A similar problem occurs with
abstract verbs. The verbs lift,
drop, smash, sever, destroy, for example, create mental images. The be verbs (be, been, being,
am, is, are, was, were) are more abstract and require more effort to
understand. Consider these two
A need exists for greater candidate selection efficiency.
We need to select candidates more efficiently.
Toward Clarity and Grace, by Joseph M. Williams, page
The second sentence is simple,
concise, and easy to comprehend. This is generally not a problem with short
sentences, but readers tire quickly when abstract verbs are used too often in
6. Use coordinating
conjunctions (and, but, or, nor, so,
for, and yet) to join parallel
example: Success comes from suffering
through depression and insecurity. This should be corrected to read: Success comes from suffering through
depression and through insecurity. Lack of parallelism is a red flag
that jars many readers. If only we had grammar police. Keep in mind that an
intelligent reader is usually an unforgiving reader.
7. State your strongest
arguments first. Do
you think this is obvious? Aristotle taught the opposite. He also has been
proven wrong through scientific tests of reading retention, but perhaps
Aristotle was referring to oral debates or to the power of immediate persuasion.
Some readers tune out early, so it’s important to capture their attention
occasion, an author is hard pressed to determine which interpretation of a
sentence he or she originally intended.
This occurs when writers splash words onto paper with little
thought—i.e., they write before they think.
constantly ask: What am I trying to say? Surprisingly, often they don’t know.

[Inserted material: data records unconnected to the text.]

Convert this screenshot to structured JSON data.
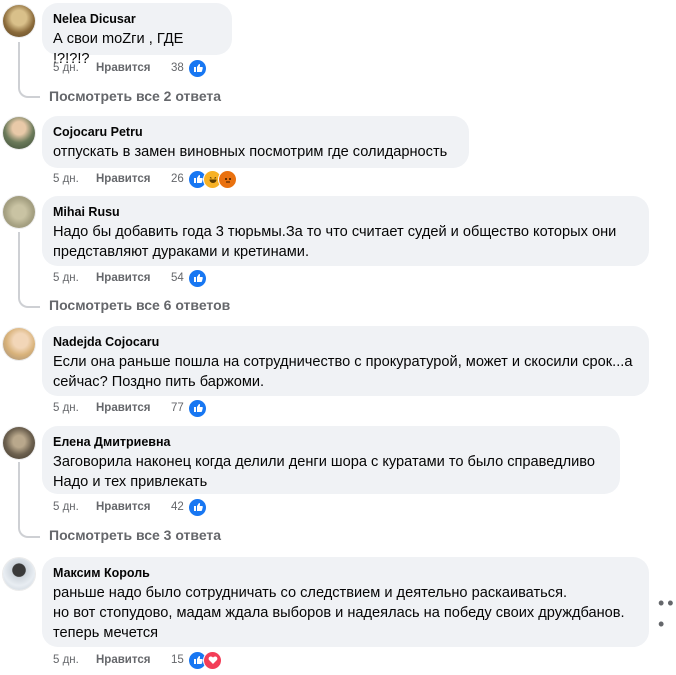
{
  "comments": [
    {
      "author": "Nelea Dicusar",
      "text": "А свои moZги , ГДЕ !?!?!?",
      "time": "5 дн.",
      "like": "Нравится",
      "count": "38",
      "reactions": [
        "like-icon"
      ],
      "reply_link": "Посмотреть все 2 ответа"
    },
    {
      "author": "Cojocaru Petru",
      "text": "отпускать в замен виновных посмотрим где солидарность",
      "time": "5 дн.",
      "like": "Нравится",
      "count": "26",
      "reactions": [
        "like-icon",
        "haha-icon",
        "angry-icon"
      ]
    },
    {
      "author": "Mihai Rusu",
      "text": "Надо бы добавить года 3 тюрьмы.За то что считает судей и общество которых они\nпредставляют дураками и кретинами.",
      "time": "5 дн.",
      "like": "Нравится",
      "count": "54",
      "reactions": [
        "like-icon"
      ],
      "reply_link": "Посмотреть все 6 ответов"
    },
    {
      "author": "Nadejda Cojocaru",
      "text": "Если она раньше пошла на сотрудничество с прокуратурой, может и скосили срок...а\nсейчас? Поздно пить баржоми.",
      "time": "5 дн.",
      "like": "Нравится",
      "count": "77",
      "reactions": [
        "like-icon"
      ]
    },
    {
      "author": "Елена Дмитриевна",
      "text": "Заговорила наконец когда делили денги шора с куратами то было справедливо\nНадо и тех привлекать",
      "time": "5 дн.",
      "like": "Нравится",
      "count": "42",
      "reactions": [
        "like-icon"
      ],
      "reply_link": "Посмотреть все 3 ответа"
    },
    {
      "author": "Максим Король",
      "text": "раньше надо было сотрудничать со следствием и деятельно раскаиваться.\nно вот стопудово, мадам ждала выборов и надеялась на победу своих друждбанов.\nтеперь мечется",
      "time": "5 дн.",
      "like": "Нравится",
      "count": "15",
      "reactions": [
        "like-icon",
        "love-icon"
      ]
    }
  ],
  "more_icon": "more-options-icon",
  "colors": {
    "bubble": "#f0f2f5",
    "secondary": "#65676b",
    "like_blue": "#1877f2",
    "love_red": "#f33e58",
    "reaction_yellow": "#f7b125",
    "angry_orange": "#e9710f",
    "thread_line": "#ced0d4"
  }
}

On Writing Well,
5th ed. (Harper, 1994), page 12.
These rules are no more—and are often
considerably less—than guideposts to non-distracting communication. When
followed, they do not guarantee intelligibility; when applied, they do not

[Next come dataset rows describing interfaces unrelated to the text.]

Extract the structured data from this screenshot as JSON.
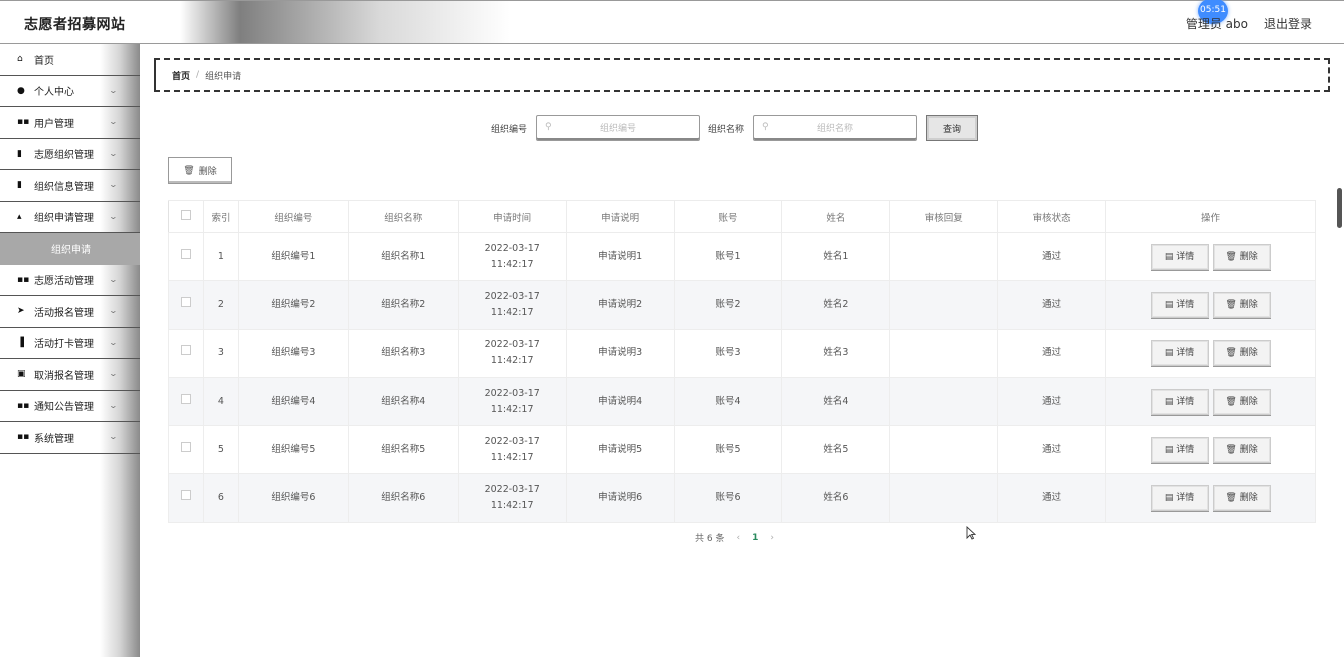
{
  "header": {
    "site_title": "志愿者招募网站",
    "user_label": "管理员 abo",
    "logout": "退出登录",
    "clock": "05:51"
  },
  "sidebar": {
    "items": [
      {
        "label": "首页",
        "icon": "home-icon",
        "glyph": "⌂",
        "has_chevron": false
      },
      {
        "label": "个人中心",
        "icon": "user-icon",
        "glyph": "●",
        "has_chevron": true
      },
      {
        "label": "用户管理",
        "icon": "grid-icon",
        "glyph": "▪▪",
        "has_chevron": true
      },
      {
        "label": "志愿组织管理",
        "icon": "book-icon",
        "glyph": "▮",
        "has_chevron": true
      },
      {
        "label": "组织信息管理",
        "icon": "trash-icon",
        "glyph": "▮",
        "has_chevron": true
      },
      {
        "label": "组织申请管理",
        "icon": "user-upload-icon",
        "glyph": "▴",
        "has_chevron": true
      },
      {
        "label": "组织申请",
        "icon": "",
        "glyph": "",
        "has_chevron": false,
        "sub": true
      },
      {
        "label": "志愿活动管理",
        "icon": "grid-icon",
        "glyph": "▪▪",
        "has_chevron": true
      },
      {
        "label": "活动报名管理",
        "icon": "send-icon",
        "glyph": "➤",
        "has_chevron": true
      },
      {
        "label": "活动打卡管理",
        "icon": "bar-chart-icon",
        "glyph": "▐",
        "has_chevron": true
      },
      {
        "label": "取消报名管理",
        "icon": "checkbox-icon",
        "glyph": "▣",
        "has_chevron": true
      },
      {
        "label": "通知公告管理",
        "icon": "grid-icon",
        "glyph": "▪▪",
        "has_chevron": true
      },
      {
        "label": "系统管理",
        "icon": "grid-icon",
        "glyph": "▪▪",
        "has_chevron": true
      }
    ]
  },
  "breadcrumb": {
    "home": "首页",
    "separator": "/",
    "current": "组织申请"
  },
  "search": {
    "field1_label": "组织编号",
    "field1_placeholder": "组织编号",
    "field2_label": "组织名称",
    "field2_placeholder": "组织名称",
    "query_button": "查询"
  },
  "actions": {
    "delete_label": "删除"
  },
  "table": {
    "headers": [
      "索引",
      "组织编号",
      "组织名称",
      "申请时间",
      "申请说明",
      "账号",
      "姓名",
      "审核回复",
      "审核状态",
      "操作"
    ],
    "rows": [
      {
        "index": "1",
        "org_no": "组织编号1",
        "org_name": "组织名称1",
        "time": "2022-03-17 11:42:17",
        "desc": "申请说明1",
        "account": "账号1",
        "name": "姓名1",
        "reply": "",
        "status": "通过"
      },
      {
        "index": "2",
        "org_no": "组织编号2",
        "org_name": "组织名称2",
        "time": "2022-03-17 11:42:17",
        "desc": "申请说明2",
        "account": "账号2",
        "name": "姓名2",
        "reply": "",
        "status": "通过"
      },
      {
        "index": "3",
        "org_no": "组织编号3",
        "org_name": "组织名称3",
        "time": "2022-03-17 11:42:17",
        "desc": "申请说明3",
        "account": "账号3",
        "name": "姓名3",
        "reply": "",
        "status": "通过"
      },
      {
        "index": "4",
        "org_no": "组织编号4",
        "org_name": "组织名称4",
        "time": "2022-03-17 11:42:17",
        "desc": "申请说明4",
        "account": "账号4",
        "name": "姓名4",
        "reply": "",
        "status": "通过"
      },
      {
        "index": "5",
        "org_no": "组织编号5",
        "org_name": "组织名称5",
        "time": "2022-03-17 11:42:17",
        "desc": "申请说明5",
        "account": "账号5",
        "name": "姓名5",
        "reply": "",
        "status": "通过"
      },
      {
        "index": "6",
        "org_no": "组织编号6",
        "org_name": "组织名称6",
        "time": "2022-03-17 11:42:17",
        "desc": "申请说明6",
        "account": "账号6",
        "name": "姓名6",
        "reply": "",
        "status": "通过"
      }
    ],
    "detail_label": "详情",
    "delete_label": "删除"
  },
  "pagination": {
    "total": "共 6 条",
    "current_page": "1",
    "prev": "‹",
    "next": "›"
  }
}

confer the attribute "fine writing." Even “acceptable” writing comes at the
price of inordinate effort. Nothing is simple.
month’s recommended resource is
Toward Clarity and Grace (University of Chicago Press, 1990; reprinted
in 1995), by Joseph M. Williams. The book is a bit dry, but its ultimate value
repays the effort. Gleaning insight is never easy.
you have a grammar question? Comments? Suggestions? Please let me know.